Data items:
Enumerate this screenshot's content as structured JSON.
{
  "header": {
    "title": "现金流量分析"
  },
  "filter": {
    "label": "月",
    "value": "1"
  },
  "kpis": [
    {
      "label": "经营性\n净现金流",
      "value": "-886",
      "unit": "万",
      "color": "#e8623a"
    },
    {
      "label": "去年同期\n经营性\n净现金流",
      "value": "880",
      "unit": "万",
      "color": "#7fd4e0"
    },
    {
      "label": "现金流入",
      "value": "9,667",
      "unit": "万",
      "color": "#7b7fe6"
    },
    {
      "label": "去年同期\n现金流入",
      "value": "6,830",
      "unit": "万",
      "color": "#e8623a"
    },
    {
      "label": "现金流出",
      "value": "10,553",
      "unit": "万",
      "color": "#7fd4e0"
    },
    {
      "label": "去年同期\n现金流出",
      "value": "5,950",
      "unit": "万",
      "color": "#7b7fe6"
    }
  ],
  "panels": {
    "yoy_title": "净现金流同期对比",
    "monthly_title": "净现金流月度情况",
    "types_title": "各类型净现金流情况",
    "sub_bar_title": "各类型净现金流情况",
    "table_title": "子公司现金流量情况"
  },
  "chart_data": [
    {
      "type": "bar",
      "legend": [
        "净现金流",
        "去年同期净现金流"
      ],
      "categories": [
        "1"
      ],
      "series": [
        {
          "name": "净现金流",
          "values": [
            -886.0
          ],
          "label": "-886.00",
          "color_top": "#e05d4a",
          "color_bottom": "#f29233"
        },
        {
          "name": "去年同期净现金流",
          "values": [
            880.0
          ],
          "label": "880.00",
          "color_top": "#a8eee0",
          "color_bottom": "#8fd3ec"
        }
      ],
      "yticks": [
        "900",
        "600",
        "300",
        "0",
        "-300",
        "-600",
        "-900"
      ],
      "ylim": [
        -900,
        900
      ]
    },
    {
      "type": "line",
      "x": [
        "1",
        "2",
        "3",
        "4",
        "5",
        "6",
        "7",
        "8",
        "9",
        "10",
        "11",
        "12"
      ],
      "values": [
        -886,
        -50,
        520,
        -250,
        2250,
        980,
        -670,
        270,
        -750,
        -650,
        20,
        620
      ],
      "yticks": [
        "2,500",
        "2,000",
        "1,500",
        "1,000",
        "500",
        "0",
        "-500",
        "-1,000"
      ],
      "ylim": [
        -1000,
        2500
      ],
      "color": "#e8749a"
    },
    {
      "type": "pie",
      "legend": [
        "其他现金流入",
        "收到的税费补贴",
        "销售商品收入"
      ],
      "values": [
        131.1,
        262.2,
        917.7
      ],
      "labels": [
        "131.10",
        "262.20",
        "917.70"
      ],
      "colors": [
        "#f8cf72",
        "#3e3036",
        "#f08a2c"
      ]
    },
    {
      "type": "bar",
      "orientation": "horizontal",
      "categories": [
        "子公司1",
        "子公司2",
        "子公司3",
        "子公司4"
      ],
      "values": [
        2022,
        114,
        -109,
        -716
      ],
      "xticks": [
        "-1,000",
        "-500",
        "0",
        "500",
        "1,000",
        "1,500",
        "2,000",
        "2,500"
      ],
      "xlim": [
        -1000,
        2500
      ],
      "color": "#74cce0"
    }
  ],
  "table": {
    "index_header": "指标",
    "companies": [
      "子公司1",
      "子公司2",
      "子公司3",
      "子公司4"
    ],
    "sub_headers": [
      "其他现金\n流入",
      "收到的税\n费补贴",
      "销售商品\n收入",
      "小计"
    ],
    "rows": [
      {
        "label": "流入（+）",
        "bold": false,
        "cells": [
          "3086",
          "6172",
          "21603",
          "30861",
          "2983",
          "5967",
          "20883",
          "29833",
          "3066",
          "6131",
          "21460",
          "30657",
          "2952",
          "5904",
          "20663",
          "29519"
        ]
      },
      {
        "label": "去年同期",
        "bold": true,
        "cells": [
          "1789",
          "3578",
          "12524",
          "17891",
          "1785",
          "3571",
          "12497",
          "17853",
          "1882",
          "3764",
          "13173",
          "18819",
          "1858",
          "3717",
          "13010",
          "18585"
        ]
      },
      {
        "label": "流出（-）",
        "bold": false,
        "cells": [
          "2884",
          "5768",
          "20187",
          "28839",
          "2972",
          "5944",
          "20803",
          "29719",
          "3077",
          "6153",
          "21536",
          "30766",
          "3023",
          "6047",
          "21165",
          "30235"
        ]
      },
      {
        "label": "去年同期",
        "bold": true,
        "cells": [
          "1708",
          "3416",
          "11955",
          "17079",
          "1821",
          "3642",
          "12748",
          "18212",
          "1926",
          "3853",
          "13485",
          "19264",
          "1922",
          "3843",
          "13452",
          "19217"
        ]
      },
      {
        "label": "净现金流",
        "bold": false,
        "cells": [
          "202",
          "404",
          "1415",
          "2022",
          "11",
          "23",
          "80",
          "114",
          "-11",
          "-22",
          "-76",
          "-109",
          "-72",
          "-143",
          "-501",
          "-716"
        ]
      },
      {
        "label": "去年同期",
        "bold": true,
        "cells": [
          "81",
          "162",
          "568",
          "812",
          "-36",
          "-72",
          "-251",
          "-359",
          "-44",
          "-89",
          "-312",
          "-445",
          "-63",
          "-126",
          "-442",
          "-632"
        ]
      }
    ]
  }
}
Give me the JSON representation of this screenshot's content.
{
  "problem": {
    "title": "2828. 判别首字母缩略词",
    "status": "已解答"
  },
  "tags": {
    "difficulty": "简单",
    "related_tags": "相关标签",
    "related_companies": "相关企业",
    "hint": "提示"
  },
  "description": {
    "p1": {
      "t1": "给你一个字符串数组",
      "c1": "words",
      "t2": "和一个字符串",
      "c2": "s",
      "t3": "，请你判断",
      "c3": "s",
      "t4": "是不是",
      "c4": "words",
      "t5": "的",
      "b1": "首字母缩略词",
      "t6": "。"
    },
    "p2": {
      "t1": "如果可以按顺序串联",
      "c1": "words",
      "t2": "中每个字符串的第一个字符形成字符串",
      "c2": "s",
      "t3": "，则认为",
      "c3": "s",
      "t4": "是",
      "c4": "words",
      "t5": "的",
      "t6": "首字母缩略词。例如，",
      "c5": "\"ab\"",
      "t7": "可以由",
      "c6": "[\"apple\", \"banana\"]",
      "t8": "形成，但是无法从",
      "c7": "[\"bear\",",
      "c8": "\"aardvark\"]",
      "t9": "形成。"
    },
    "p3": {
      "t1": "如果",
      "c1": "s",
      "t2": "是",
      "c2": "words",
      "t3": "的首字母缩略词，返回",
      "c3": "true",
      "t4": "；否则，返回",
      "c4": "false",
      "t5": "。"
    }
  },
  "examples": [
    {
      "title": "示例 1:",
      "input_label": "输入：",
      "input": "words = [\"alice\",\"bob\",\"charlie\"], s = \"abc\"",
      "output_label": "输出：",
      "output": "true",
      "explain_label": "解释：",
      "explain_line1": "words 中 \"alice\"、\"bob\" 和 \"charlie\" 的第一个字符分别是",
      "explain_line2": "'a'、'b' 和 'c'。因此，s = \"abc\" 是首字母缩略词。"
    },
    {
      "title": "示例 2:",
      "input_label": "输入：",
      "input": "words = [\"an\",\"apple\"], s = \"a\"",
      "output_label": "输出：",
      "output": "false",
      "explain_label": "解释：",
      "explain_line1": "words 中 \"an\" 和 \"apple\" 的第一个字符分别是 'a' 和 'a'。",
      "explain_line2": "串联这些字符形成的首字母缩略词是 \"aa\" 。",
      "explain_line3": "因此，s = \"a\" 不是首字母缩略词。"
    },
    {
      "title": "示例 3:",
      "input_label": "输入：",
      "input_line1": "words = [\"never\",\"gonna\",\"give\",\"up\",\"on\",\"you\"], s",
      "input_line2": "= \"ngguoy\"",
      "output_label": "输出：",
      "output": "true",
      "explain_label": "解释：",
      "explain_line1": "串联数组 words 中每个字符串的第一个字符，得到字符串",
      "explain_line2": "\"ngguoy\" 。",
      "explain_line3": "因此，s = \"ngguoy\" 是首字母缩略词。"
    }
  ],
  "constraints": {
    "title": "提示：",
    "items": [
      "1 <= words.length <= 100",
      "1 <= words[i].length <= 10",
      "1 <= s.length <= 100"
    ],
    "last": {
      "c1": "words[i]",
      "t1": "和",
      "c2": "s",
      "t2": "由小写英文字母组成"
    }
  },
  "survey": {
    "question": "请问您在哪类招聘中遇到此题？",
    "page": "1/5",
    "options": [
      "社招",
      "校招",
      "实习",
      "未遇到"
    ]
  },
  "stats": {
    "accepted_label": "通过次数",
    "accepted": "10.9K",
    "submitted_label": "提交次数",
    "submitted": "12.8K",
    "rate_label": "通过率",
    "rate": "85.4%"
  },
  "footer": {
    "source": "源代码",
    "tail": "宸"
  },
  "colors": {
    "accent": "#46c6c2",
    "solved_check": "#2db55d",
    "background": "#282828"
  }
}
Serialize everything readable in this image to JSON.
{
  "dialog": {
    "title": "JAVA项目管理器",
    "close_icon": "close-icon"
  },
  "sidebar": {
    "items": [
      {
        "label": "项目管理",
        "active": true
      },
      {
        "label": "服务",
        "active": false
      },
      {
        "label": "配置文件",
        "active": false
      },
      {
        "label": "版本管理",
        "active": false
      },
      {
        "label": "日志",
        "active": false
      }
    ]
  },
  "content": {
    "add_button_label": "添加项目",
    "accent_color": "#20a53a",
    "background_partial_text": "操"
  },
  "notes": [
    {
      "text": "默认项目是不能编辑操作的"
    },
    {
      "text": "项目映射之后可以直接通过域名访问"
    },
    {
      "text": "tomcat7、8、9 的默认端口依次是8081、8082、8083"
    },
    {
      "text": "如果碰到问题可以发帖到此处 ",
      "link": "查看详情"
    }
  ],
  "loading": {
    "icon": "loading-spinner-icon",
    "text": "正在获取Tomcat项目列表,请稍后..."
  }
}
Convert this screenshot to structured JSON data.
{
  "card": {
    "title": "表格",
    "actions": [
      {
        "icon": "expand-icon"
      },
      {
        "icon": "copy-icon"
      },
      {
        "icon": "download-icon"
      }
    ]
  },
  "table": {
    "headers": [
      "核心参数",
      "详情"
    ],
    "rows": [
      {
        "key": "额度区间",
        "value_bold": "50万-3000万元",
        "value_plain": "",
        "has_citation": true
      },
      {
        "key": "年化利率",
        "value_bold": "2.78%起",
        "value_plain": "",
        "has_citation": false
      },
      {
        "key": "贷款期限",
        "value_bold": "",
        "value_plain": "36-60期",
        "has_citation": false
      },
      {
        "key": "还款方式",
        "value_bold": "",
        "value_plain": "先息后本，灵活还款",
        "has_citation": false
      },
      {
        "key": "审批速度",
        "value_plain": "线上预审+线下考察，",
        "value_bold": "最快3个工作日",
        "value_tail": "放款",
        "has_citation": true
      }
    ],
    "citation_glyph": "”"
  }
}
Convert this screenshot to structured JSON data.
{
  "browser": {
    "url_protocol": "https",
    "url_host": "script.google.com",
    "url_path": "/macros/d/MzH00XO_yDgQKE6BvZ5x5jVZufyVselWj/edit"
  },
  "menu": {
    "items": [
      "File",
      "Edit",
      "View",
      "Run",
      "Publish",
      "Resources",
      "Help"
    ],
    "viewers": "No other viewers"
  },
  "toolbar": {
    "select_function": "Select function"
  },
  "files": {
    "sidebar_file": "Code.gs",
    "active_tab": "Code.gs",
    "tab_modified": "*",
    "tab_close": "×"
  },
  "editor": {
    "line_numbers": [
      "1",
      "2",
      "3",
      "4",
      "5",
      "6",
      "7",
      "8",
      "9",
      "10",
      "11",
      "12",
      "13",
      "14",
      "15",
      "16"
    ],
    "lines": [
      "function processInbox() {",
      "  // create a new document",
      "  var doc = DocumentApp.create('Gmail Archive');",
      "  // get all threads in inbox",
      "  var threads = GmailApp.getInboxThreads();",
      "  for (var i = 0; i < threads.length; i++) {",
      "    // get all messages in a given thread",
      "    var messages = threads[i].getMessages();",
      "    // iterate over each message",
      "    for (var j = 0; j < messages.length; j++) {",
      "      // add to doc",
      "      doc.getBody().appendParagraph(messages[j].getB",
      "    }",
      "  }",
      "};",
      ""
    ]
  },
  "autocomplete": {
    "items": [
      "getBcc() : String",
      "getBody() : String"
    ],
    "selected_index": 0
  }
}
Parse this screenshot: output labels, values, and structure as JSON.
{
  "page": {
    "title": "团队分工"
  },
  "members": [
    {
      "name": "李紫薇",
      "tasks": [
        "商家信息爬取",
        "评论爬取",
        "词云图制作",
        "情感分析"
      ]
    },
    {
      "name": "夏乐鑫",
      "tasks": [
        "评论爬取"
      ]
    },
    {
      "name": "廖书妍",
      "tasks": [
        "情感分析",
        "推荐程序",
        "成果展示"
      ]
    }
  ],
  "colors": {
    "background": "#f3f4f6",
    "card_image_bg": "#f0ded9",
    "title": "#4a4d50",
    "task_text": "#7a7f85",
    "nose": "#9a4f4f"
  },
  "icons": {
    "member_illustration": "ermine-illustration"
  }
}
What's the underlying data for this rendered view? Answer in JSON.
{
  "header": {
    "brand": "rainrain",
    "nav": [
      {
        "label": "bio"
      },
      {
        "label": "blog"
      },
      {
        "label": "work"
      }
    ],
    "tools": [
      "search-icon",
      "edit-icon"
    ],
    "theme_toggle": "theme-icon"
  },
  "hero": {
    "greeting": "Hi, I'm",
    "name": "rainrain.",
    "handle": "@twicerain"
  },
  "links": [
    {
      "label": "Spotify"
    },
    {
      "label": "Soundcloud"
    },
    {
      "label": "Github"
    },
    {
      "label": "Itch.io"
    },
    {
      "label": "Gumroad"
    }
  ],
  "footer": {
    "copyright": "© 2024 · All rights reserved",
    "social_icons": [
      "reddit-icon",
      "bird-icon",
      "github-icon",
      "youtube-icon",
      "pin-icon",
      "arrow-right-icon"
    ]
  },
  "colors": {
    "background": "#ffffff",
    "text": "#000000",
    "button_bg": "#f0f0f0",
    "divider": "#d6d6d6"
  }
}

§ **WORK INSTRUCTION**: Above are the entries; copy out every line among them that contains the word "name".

§ **RESULT FOR THIS TASK**:
          "name": "净现金流",
          "name": "去年同期净现金流",
      "name": "李紫薇",
      "name": "夏乐鑫",
      "name": "廖书妍",
    "name": "rainrain.",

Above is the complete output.